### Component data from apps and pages

↓

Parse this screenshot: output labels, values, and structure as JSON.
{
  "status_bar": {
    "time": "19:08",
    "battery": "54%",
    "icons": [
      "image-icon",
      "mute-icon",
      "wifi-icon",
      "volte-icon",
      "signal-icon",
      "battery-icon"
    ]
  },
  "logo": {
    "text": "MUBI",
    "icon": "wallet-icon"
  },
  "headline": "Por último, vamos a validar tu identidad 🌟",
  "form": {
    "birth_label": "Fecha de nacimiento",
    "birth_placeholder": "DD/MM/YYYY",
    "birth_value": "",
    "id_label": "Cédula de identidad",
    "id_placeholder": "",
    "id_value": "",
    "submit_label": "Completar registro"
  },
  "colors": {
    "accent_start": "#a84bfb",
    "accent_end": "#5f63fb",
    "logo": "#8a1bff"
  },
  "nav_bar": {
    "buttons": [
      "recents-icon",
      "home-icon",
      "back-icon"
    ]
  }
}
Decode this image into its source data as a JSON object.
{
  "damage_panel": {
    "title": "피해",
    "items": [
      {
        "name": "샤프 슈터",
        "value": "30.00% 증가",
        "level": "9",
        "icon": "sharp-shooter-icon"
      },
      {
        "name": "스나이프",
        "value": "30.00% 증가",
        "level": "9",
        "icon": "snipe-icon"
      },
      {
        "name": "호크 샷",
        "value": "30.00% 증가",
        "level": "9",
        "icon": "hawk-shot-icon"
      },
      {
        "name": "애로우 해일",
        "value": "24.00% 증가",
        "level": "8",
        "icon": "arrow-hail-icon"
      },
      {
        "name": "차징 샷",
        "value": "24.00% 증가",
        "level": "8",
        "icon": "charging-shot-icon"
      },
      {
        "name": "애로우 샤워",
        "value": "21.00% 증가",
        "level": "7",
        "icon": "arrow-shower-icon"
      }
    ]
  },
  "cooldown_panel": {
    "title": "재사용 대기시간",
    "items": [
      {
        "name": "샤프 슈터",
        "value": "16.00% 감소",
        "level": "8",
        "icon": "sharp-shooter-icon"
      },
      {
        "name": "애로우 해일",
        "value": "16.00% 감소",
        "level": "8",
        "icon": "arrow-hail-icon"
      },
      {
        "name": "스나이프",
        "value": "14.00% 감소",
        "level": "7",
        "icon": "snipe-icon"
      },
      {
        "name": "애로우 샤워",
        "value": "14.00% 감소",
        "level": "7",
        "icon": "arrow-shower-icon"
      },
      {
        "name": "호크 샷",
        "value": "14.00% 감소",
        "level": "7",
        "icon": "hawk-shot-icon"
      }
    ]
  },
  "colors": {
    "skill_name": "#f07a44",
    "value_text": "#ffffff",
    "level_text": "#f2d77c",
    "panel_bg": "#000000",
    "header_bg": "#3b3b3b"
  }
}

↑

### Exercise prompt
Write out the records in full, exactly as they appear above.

### Your solution
Parse this screenshot: output labels, values, and structure as JSON.
{
  "status_bar": {
    "time": "19:08",
    "battery": "54%",
    "icons": [
      "image-icon",
      "mute-icon",
      "wifi-icon",
      "volte-icon",
      "signal-icon",
      "battery-icon"
    ]
  },
  "logo": {
    "text": "MUBI",
    "icon": "wallet-icon"
  },
  "headline": "Por último, vamos a validar tu identidad 🌟",
  "form": {
    "birth_label": "Fecha de nacimiento",
    "birth_placeholder": "DD/MM/YYYY",
    "birth_value": "",
    "id_label": "Cédula de identidad",
    "id_placeholder": "",
    "id_value": "",
    "submit_label": "Completar registro"
  },
  "colors": {
    "accent_start": "#a84bfb",
    "accent_end": "#5f63fb",
    "logo": "#8a1bff"
  },
  "nav_bar": {
    "buttons": [
      "recents-icon",
      "home-icon",
      "back-icon"
    ]
  }
}
Decode this image into its source data as a JSON object.
{
  "damage_panel": {
    "title": "피해",
    "items": [
      {
        "name": "샤프 슈터",
        "value": "30.00% 증가",
        "level": "9",
        "icon": "sharp-shooter-icon"
      },
      {
        "name": "스나이프",
        "value": "30.00% 증가",
        "level": "9",
        "icon": "snipe-icon"
      },
      {
        "name": "호크 샷",
        "value": "30.00% 증가",
        "level": "9",
        "icon": "hawk-shot-icon"
      },
      {
        "name": "애로우 해일",
        "value": "24.00% 증가",
        "level": "8",
        "icon": "arrow-hail-icon"
      },
      {
        "name": "차징 샷",
        "value": "24.00% 증가",
        "level": "8",
        "icon": "charging-shot-icon"
      },
      {
        "name": "애로우 샤워",
        "value": "21.00% 증가",
        "level": "7",
        "icon": "arrow-shower-icon"
      }
    ]
  },
  "cooldown_panel": {
    "title": "재사용 대기시간",
    "items": [
      {
        "name": "샤프 슈터",
        "value": "16.00% 감소",
        "level": "8",
        "icon": "sharp-shooter-icon"
      },
      {
        "name": "애로우 해일",
        "value": "16.00% 감소",
        "level": "8",
        "icon": "arrow-hail-icon"
      },
      {
        "name": "스나이프",
        "value": "14.00% 감소",
        "level": "7",
        "icon": "snipe-icon"
      },
      {
        "name": "애로우 샤워",
        "value": "14.00% 감소",
        "level": "7",
        "icon": "arrow-shower-icon"
      },
      {
        "name": "호크 샷",
        "value": "14.00% 감소",
        "level": "7",
        "icon": "hawk-shot-icon"
      }
    ]
  },
  "colors": {
    "skill_name": "#f07a44",
    "value_text": "#ffffff",
    "level_text": "#f2d77c",
    "panel_bg": "#000000",
    "header_bg": "#3b3b3b"
  }
}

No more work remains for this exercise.